- The ability to participate in current debates in the specialisation;
- The ability to provide constructive feedback to and formulate criticism of the work of others and the ability to evaluate the value of such criticism and feedback on one’s own work and incorporate it;
- (ResMA only:) The ability to participate in a discussion of the theoretical foundations of the discipline.
Learning objectives, pertaining to the specialisation
The student has acquired:
- Thorough knowledge and comprehension of one of the specialisations or subtracks as well as of the historiography of the specialisation, focusing particularly on the following; epigraphy
- Thorough knowledge and comprehension of the theoretical, conceptual and methodological aspects of the specialisation or subspecialisation in question, with a particular focus on the following; epigraphy.
Learning objectives, pertaining to this Research Workshop
- will get acquainted with the main issues in the field of Greek and Latin epigraphy.
- will acquire knowledge of the relevant apparatus, research methods, catalogues and databases.
- will be able to apply the acquired knowledge and research skills in his or her research
- (ResMA only – students will be able to work with larger and more complex series of inscriptions in comparison to regular MA students; and they have the ability to set up and carry out research from new approaches which raises new questions).

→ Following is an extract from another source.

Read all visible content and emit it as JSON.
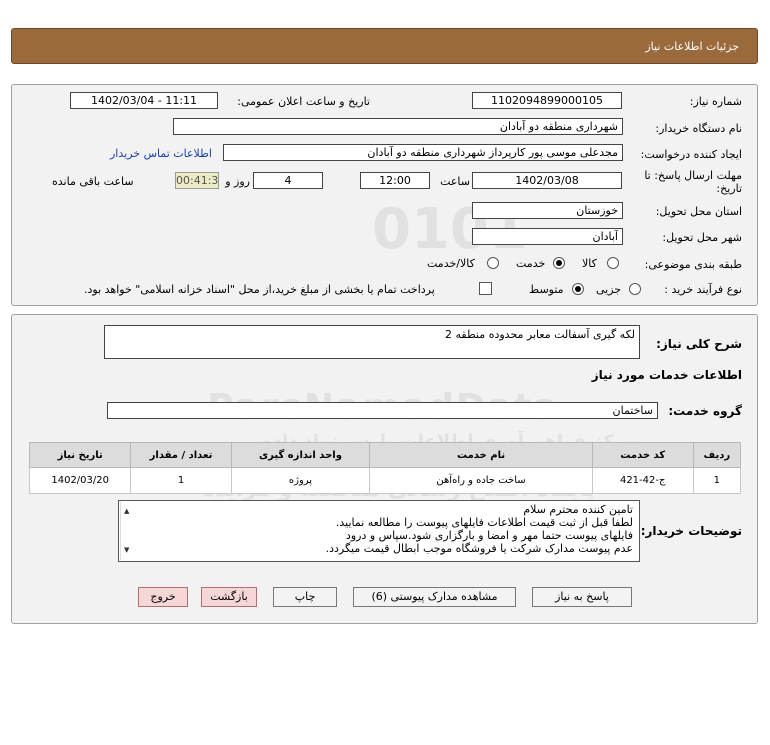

The timetable is available on the MA History website.
Mode of instruction
- Workshop (compulsory attendance)
This means that students have to attend every session of the course. If a student is not able to attend, he is required to notify the teacher beforehand. The teacher will determine if and how the missed session can be compensated by an additional assignment. If specific restrictions apply to a particular course, the teacher will notify the students at the beginning of the semester. If a student does not comply with the aforementioned requirements, he will be excluded from the seminar.
Total course load 5 EC x 28 hours = 140 hours
Attending seminars: 6x 2h = 12h
Final paper: 120h
Written paper (4500-5000 words, based on research in primary sources, including footnotes and bibliography; excluding a catalogue of inscriptions). For Research Master students the paper has to be between 8000 and 8500 words in length, again excluding a catalogue of inscriptions.
Measured learning objectives: 1-14
Weekly assignments, results to be presented in writing and/or orally
Measured learning objectives: 1-14
Written paper: 65%
Weekly assignments: 35%
The final grade for the course is established by determining the weighted average with the additional requirement that the written paper must always be sufficient.
Assignments and written papers should be handed in within the deadline as provided in the relevant course outline on Brightspace.
Should the overall mark be unsatisfactory, the paper is to be revised after consultation with the instructor.
Inspection and feedback
How and when a review of the written paper will take place will be disclosed together with the publication of the results at the latest. If a student requests a review within 30 days after publication of the results, a review of the written paper will have to be organised.
Reading lists will be compiled on an individual basis.
Enrolment through uSis is mandatory.
General information about uSis is available in English.
Registration Studeren à la carte and Contractonderwijs
This course can be taken either as a 5 EC course for students of the MA History: Ancient History or as a 10 EC optional course for the students of ResMA History: Ancient History and (Res)MA Classics and Ancient Civilizations.
Students who take the course as a 5 EC course (5774VRW02) will be required to write weekly assignments as well as a written paper consisting of ca. 4500-5000 words.
Students who take the course as a 10 EC course (5774VRW13) course will be required to write weekly assignments as well as a written paper consisting of ca. 8000-8500 words.